The Passion is not anti-Semitic, and I told Koppel that point blank. But that said, I also told him I understand the concerns Jews have that the film could be used by anti-Semites to justify their hatred and attacks. Horrible things have been done to Jews by people claiming to be followers of Christ while disobeying Jesus' command that his followers love their neighbors as themselves. It is critical at this moment in Church history that we not turn a blind eye to that history, but be sensitive to Jewish fears and outspoken about the true message of the Gospel, one of forgiveness and reconciliation.
One of the things I find so powerful about Gibson's film is that it presents Jesus as the Jewish Savior of the world. Jesus was Jewish. His parents were Jewish. His followers were Jewish. Most of the crowds listening to him preach were Jewish. Jesus said "salvation is from the Jews" (John 4:22). Jesus said he was the Jewish Messiah (John 4:25-26). When the Romans drove the nails into his hands in the Gibson film, Jesus (played by James Caviezel) says, "Father, forgive them." When the Jewish High Priest tells Jesus to come down from the cross and thus prove to be the Messiah, Jesus again cries out, "Father, forgive them for they know not what they do" (Luke 23:34).
Koppel and I talked about how the Apostle Paul was himself a Jewish leader who persecuted Christians until he came to the realization that Jesus really is the Messiah. Paul went on to command the church at Rome specifically to be compassionate towards the Jews. "I am not ashamed of the gospel," he wrote in Romans 1:16, "because it is the power of salvation of everyone who believes: first for the Jew, then for the Gentile." Paul reiterated Jesus' point that salvation is from the Jews in Romans, chapter nine. Indeed, Paul specifically warned the church at Rome not to get arrogant, or to think that God has cursed the Jewish people. "Did God reject his people? By no means! God did not reject his people, whom he foreknew," he wrote in Romans, chapter eleven. He conceded that many Jews don't yet understand that Jesus is the Messiah, but added: "Did they stumble so as to fall beyond recovery? Not at all!"

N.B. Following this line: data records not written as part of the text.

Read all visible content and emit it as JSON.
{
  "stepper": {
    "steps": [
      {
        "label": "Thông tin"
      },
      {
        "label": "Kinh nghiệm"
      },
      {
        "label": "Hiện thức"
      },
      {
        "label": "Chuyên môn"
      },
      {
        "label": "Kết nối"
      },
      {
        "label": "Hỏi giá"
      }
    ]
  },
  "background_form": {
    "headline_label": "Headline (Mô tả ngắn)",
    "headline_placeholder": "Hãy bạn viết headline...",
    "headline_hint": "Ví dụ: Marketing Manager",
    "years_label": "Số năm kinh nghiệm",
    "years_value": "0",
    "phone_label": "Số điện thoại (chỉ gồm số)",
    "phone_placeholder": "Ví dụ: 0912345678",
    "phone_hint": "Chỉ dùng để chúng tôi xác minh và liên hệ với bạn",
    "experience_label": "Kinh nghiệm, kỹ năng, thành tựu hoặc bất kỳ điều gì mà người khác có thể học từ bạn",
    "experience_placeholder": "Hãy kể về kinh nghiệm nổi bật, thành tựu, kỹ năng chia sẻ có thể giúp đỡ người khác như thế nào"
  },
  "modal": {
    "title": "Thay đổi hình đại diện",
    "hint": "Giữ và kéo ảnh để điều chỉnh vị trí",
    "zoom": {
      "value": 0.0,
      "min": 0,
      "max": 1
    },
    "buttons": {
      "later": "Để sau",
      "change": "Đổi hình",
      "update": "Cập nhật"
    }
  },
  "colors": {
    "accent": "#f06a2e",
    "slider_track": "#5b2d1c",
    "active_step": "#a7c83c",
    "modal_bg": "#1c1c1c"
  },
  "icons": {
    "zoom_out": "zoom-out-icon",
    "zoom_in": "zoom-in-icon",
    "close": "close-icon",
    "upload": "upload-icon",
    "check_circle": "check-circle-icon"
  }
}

How will Nightline finally present the controversy over The Passion, and how much of the interview with the seven of us from McLean Bible Church will make it on the air tonight? We shall see. But Lynn and I drove home from our evening with Ted Koppel last night struck anew by how important this national debate is. It is time for Christians to make it clear to our Jewish neighbors: We are all responsible for Jesus' death. The real question is: How do we respond to the news that He rose again three days later?
Joel C. Rosenberg is the New York Times best-selling author of The Last Jihad and The Last Days, and a former senior aide to Israeli Prime Minister Benjamin Netanyahu and Deputy Prime Minister Natan Sharansky.